Big budget disaster movies ruled the 1970s and just before the genre had given up the ghost Roger Corman took a shot at it with his movie Avalanche. The most surprising thing about this film is that even before frame one had been shot one of the big television networks offered Corman $2 million dollars for the broadcast rights and as the budget was only $1.7 million he was already in profit mode before production had even started. Now the network wasn’t going to pay that kind of money for the film to star one of the Roger Corman players so in this instance we have a New World Picture with two bona fide movie stars; Rock Hudson and Mia Farrow.
High up in the mountains millionaire entrepreneur David Shelby (Rock Hudson) has built a massive ski resort, much to the chagrin of environmentalists, and has invited winter sports athletes from all over the world to compete at the opening of his winter wonderland. Also arriving for the big opening is Caroline Brace (Mia Farrow) David’s ex-wife who is in this movie because you can’t have a disaster film without an estranged couple of some sort. I think there may even be a law or something.
Adding to the drama is wild life photographer Nick Thorne (Robert Forster) whose job in this film is to warn David about the dangers of an impending avalanche but more importantly to sleep with Caroline so we can have a romantic triangle. We certainly aren’t going to fill the ninety minute running time without some serious padding and that’s just the tip of the proverbial iceberg we also have…
• David being investigated for illegal campaign contributions that got him the land for his resort.
• World class skier Bruce Scott (Rick Moses) cheating on his emotional damaged girlfriend.

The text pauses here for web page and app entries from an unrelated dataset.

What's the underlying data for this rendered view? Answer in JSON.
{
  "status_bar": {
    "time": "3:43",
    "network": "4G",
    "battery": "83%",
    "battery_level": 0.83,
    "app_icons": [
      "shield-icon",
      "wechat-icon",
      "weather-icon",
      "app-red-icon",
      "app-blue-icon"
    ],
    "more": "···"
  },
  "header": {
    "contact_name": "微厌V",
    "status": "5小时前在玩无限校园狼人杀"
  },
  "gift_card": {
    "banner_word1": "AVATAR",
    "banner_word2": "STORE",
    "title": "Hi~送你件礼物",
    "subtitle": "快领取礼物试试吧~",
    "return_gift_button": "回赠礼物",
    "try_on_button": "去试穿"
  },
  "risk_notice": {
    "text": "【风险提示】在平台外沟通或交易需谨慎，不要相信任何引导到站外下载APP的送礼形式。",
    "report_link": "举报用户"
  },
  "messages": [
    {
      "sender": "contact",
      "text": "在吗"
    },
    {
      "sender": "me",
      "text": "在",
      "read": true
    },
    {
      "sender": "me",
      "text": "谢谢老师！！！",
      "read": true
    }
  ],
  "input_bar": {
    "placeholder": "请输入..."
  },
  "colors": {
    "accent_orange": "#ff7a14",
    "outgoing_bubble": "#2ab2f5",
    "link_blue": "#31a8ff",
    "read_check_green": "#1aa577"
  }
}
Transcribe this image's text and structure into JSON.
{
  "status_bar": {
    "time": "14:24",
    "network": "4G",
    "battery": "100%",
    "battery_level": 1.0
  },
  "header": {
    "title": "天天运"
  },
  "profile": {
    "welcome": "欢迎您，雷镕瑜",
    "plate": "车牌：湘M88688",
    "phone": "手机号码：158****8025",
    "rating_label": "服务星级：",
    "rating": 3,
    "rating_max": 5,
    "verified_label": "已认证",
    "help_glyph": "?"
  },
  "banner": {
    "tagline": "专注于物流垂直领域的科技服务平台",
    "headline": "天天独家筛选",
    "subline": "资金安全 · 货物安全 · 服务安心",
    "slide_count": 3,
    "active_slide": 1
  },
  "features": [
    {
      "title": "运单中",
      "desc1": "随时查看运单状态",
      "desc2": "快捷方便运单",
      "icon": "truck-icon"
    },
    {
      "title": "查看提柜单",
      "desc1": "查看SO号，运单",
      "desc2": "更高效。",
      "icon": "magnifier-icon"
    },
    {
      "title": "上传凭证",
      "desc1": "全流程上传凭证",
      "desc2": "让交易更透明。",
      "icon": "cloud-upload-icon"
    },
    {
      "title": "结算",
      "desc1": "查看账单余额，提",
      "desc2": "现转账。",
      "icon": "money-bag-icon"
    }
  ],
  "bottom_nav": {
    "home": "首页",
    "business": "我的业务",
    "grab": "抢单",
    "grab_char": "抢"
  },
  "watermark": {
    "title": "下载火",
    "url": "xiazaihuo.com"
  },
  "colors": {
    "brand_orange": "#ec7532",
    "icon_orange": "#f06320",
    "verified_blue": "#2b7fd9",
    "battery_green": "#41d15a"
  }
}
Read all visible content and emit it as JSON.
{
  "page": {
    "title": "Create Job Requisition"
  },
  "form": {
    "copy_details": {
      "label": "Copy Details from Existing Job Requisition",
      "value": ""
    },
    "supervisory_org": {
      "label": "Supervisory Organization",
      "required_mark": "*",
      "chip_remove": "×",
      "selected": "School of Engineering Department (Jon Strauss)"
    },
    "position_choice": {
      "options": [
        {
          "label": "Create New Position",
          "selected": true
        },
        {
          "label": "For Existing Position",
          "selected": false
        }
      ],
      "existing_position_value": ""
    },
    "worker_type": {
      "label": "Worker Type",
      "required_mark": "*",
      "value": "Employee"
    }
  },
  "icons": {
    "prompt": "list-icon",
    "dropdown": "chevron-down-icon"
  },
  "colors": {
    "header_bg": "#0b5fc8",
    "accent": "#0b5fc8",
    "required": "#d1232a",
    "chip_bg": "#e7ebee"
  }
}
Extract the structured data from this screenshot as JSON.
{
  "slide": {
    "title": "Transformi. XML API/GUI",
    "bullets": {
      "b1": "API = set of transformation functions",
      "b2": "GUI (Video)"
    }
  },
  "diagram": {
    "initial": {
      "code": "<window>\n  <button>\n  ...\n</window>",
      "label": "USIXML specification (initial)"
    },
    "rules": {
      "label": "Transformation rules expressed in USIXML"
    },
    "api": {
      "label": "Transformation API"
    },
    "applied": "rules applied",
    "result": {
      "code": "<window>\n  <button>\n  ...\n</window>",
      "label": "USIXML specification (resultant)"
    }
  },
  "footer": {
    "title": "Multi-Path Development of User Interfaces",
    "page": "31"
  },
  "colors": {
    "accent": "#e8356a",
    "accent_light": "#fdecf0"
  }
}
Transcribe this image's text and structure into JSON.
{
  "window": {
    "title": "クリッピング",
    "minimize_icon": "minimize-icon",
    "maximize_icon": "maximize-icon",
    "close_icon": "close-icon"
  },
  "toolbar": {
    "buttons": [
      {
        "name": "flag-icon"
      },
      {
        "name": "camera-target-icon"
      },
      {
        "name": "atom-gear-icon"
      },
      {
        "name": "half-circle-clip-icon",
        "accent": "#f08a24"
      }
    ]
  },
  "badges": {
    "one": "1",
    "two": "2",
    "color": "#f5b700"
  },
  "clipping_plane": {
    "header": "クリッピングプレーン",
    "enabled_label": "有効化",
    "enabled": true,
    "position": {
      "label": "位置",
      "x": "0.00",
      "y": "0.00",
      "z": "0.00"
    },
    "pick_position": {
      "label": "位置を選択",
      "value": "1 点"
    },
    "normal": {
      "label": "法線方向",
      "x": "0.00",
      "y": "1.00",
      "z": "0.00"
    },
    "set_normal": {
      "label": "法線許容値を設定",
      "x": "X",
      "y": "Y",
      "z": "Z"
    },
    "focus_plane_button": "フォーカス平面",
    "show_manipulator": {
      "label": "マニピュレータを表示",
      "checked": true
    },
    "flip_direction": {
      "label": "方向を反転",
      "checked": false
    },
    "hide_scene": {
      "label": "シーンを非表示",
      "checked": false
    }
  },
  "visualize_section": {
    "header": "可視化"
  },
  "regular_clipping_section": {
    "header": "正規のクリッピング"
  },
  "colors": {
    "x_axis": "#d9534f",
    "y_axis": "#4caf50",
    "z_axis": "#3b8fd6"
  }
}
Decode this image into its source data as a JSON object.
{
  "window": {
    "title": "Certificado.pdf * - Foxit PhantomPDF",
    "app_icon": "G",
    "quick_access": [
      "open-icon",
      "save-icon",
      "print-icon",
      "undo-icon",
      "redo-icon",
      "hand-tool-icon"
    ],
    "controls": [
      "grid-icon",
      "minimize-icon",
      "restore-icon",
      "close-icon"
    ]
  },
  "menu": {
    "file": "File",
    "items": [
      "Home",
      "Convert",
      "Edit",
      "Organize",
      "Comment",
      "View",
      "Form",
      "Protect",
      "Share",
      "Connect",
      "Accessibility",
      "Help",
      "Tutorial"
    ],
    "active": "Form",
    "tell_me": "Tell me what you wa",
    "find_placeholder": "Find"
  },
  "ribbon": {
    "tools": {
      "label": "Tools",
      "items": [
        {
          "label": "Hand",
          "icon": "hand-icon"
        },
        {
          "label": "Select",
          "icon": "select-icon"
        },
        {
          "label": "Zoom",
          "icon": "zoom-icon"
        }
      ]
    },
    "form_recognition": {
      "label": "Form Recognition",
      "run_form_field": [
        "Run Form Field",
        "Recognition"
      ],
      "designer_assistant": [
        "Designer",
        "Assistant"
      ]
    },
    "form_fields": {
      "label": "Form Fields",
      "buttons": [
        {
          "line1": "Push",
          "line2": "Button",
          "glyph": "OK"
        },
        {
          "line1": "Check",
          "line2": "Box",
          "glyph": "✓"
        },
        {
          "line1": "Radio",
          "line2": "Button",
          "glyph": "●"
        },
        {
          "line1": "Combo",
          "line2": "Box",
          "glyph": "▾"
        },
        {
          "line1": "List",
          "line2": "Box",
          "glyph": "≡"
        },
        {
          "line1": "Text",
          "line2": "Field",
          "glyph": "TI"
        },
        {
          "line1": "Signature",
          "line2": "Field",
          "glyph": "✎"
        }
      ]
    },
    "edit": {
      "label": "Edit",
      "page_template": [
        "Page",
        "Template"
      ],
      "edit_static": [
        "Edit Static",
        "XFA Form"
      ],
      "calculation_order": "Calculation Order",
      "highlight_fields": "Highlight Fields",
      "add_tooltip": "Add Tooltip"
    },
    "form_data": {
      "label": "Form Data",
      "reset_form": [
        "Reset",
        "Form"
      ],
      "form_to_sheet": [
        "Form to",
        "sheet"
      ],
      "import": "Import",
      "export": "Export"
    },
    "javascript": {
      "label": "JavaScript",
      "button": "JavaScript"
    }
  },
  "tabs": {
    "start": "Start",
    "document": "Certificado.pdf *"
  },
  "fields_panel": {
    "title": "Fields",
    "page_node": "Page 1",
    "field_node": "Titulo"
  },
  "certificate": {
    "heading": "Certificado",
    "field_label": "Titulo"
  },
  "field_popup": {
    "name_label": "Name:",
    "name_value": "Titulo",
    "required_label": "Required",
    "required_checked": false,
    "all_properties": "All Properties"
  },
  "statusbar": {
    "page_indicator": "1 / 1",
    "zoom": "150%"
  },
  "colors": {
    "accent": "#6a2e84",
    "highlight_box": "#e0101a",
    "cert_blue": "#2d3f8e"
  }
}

• Sports announcer Mark Elliot (Barry Primus) and his cheating spouse (Cathey Paine).
• Bruce Scott narrowly escaping a small avalanche to heighten the oncoming threat.
• David’s mother is here and spends most the time with David’s bookkeeper getting a tour.
• Nick Thorne stealing explosives to trigger a small avalanche…this achieves nothing.
• David sleeping with his secretary so we can get in some nudity.
Rock Hudson’s character is a cross between the idiot mayor from Jaws and his character from Giant as he both ignores the dangers, “We can’t close the beaches, it’s the Fourth of July!” and is a rich and arrogant bastard whose attitude towards women is a tad prehistoric. Now normally this would be enough to place the blame for the oncoming disaster squarely on his shoulders but not for this movie, oh no we also have David demanding that his assistant fly in important papers, despite the terrible weather conditions, which results in that poor dude’s plane crashing into the mountain and causing the giant avalanche. So not only is he a callous, sexist, arrogant jerk he’s also a murdering asshat.
Finally at about the hour mark we get the titular avalanche and for the most part it is pretty exciting; snowmobile racers are sent flying, skiers swept away under tons of snow, people trapped high in the air on damaged chairlifts, and the almost total destruction of the ski lodge.
And because this is a Roger Corman production it must have at least one WTF scene in it and for this movie we get the emotional damaged girlfriend of skier Bruce Scott, who upon seeing him in bed with another woman decides to kill herself with an overdose of pills, but before she can down the bottle she is killed by the avalanche. That is some hard core dark shit there. But believe it or not that isn’t even the weirdest death in this movie as there is a bit where the sports announcer and a small boy are hanging for dear life from a broken chairlift and just as the boy is rescued power lines hit the chairlift cables and the poor sports announcer is electrocuted, falls and misses the safety net held by the rescue team because…well, because they really suck at their job.
The big dramatic death in the film has to do with David’s mother Florence Shelby (Jeanette Nolan) who along with David’s bookkeeper is trapped in the buried ski lodge and in danger of asphyxiating due to broken gas lines. They are rescued in the nick of time but then the ambulance that is rushing poor Florence to the hospital loses control and careens off into a chasm and explodes. Proving that sometimes it just doesn’t pay to get out of bed or be in a Roger Corman movie.
I do give the film bonus points for it ending with Caroline telling David that she loves him but still getting in a cab and leaving him in the dust. So at least director Corey Allen leaves us on a nice note, and I thank him for that, but sadly the dramatic ramblings of the script really hamper much of the film. This isn’t the worst of the genre but its low budget and pointless subplots hamper it from being a disaster movie worth recommending.
Trivia Note: The makers of Meteor borrowed some of the avalanche footage from this movie because apparently bad optical effects and Styrofoam snow is at a premium in Hollywood.